Believers in tokenizing traditional-style games may rejoice at the recently announced collaboration between Andeerssen Horowitz-backed Forte and Ripple in which $100 million will be used to incentivize game developers to use a mix of Ethereum and Ripple for their online marketplaces. In a separate development, Enjin has launched in beta the first blockchain-powered Minecraft server. And So-Couch Studios is close to releasing another sandbox game called Ember Sword that will be playable in browser and features Ethereum-powered tokenization of its assets.
As far as the unique games for the blockchain approach is concerned, Ubisoft may be one of the major companies paving the way for it. Its Hashcraft is a Minecraft-inspired sandbox prototype game whose distinguishing feature is that users can create their own game worlds and save them to the blockchain. It is so far built on a Multichain private blockchain. This is something allegedly without precedent in the gaming industry and may be the way blockchain technology may have a lasting influence on it.

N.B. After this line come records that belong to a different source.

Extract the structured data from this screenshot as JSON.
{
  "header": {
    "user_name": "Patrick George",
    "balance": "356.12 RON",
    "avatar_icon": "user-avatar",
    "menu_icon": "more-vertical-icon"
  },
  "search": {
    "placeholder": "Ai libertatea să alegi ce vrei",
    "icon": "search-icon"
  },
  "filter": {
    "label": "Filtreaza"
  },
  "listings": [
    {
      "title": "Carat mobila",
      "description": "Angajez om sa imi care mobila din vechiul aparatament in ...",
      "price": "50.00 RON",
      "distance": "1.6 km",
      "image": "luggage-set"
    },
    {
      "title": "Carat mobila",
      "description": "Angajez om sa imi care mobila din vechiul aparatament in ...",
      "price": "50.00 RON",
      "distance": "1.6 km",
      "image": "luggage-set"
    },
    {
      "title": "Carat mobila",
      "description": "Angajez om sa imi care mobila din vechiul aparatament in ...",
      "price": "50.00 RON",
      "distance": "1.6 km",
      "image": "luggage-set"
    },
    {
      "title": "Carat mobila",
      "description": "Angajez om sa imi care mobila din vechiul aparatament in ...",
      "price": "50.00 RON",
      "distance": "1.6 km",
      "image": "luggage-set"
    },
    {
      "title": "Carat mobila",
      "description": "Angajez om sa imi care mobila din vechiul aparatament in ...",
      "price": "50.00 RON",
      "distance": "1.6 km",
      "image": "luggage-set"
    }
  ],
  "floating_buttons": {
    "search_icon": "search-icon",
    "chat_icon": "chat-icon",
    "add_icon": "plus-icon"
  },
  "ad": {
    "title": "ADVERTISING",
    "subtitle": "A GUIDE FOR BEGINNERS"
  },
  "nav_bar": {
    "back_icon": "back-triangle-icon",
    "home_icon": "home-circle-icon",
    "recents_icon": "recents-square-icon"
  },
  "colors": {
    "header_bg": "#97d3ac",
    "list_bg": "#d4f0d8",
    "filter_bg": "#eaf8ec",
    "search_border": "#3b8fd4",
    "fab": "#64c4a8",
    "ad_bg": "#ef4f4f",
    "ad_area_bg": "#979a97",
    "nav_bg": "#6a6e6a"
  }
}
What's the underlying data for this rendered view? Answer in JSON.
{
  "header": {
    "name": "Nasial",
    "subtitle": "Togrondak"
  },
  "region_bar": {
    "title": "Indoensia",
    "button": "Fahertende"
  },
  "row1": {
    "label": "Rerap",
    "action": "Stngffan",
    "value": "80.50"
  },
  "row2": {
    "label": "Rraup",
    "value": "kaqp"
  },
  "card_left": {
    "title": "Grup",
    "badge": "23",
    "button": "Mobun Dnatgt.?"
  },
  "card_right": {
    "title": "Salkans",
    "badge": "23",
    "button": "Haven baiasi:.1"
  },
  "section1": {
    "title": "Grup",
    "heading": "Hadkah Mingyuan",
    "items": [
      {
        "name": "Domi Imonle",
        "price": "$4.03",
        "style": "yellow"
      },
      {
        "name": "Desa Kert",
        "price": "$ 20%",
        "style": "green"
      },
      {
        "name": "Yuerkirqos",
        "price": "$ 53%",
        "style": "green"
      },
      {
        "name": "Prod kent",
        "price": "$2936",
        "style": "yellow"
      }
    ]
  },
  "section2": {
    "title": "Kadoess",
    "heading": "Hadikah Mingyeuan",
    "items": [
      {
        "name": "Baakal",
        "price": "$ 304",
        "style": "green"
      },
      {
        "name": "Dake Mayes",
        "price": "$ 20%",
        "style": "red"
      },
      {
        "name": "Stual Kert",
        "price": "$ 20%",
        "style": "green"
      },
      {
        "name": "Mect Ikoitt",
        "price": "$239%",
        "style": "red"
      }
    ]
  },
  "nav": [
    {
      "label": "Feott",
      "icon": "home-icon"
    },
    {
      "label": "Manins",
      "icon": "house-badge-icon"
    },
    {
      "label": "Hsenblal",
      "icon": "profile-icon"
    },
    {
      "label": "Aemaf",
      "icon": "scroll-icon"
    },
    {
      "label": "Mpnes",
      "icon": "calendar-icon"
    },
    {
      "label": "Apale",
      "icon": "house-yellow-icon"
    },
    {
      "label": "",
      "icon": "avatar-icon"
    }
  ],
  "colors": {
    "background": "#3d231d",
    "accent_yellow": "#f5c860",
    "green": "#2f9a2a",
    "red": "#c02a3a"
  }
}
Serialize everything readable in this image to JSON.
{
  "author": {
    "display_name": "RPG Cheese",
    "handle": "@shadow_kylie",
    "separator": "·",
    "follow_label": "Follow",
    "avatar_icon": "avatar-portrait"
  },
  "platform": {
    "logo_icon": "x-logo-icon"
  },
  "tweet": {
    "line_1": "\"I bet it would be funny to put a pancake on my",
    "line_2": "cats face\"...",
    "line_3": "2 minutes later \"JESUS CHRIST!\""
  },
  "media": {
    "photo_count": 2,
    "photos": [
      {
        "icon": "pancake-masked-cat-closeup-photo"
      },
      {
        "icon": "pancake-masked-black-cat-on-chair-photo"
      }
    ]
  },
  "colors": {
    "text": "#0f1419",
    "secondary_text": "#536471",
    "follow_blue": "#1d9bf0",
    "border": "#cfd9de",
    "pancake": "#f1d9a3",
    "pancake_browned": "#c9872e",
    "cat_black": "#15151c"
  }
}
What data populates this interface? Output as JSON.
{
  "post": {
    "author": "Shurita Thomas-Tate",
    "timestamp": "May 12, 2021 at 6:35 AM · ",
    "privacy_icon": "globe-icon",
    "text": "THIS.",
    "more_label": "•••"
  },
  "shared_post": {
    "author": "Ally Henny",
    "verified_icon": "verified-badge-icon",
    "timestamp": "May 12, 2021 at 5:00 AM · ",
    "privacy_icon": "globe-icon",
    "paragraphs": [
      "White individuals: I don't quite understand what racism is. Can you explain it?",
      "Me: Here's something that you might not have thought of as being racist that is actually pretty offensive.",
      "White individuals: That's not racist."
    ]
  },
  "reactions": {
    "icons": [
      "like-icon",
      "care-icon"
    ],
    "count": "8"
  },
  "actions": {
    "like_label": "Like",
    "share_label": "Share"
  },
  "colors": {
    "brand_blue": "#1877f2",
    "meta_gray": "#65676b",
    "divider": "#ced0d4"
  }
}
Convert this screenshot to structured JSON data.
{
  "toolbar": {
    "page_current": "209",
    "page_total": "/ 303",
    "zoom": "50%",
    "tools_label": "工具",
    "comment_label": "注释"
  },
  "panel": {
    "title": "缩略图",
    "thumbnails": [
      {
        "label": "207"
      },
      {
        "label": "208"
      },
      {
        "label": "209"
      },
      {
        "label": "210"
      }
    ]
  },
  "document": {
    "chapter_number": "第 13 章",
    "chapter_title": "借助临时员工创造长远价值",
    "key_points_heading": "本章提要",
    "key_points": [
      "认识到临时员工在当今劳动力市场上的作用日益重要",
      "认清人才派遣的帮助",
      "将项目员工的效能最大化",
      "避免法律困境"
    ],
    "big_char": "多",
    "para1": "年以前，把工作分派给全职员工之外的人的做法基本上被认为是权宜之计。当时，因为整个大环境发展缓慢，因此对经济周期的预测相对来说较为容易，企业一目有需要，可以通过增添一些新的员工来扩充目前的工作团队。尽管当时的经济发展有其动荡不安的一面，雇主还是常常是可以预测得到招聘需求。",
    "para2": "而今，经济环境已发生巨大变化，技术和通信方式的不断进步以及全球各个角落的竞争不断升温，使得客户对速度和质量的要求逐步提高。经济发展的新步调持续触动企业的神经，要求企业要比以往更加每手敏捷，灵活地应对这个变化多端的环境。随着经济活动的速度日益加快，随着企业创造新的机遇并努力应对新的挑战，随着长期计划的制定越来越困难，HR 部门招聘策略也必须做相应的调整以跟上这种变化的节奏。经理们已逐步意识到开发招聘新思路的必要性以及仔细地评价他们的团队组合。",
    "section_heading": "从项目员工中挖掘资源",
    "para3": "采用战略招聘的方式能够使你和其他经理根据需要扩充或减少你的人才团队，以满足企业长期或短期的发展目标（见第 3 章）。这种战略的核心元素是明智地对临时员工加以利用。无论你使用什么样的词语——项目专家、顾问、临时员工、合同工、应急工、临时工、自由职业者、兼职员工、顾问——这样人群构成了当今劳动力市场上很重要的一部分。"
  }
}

According to Ubisoft, the game is a stepping stone for the future utilization of this model and it has already been highly positively received by the gamers. Nonetheless, the game itself may not be publicly released, despite the potential demand.
Ubisoft’s approach certainly looks promising but it is still in its early days, and questions may be asked whether, for instance, it will turn out to be portable from the private blockchain context to the public blockchain one. Or from Minecraft-style games to other game types.
At the same time, the creators of the NFT-centric model, Dapper Labs, are still pursuing their vision. They have recently released a new Cryptokitties-style game called “Cheese Wizards.” Unlike the former, this is a fighting-based game, and it has already seen 973 players purchase 4470 tokenized fighters for around $275,000.
To sum up the current state of blockchain gaming, despite the apparent massive promise, the integration of blockchain technology into gaming has not proceeded smoothly thus far. The only qualified successes have been relatively primitive collectible-focused games like Cryptokitties. Projects like Beyond the Void that have attempted to add tokenization to the traditional-style games have not been able to gain significant traction so far. However, perhaps, a really solid full-blown game that will be appealing to users on its own will be able to popularize game-object tokenization and a blockchain-powered in-game currency, too. Finally, the genuine path for bringing blockchain tech to gaming may lie in the approaches aimed at creating wholly new gaming features based on blockchain technology like the one prototyped by Ubisoft.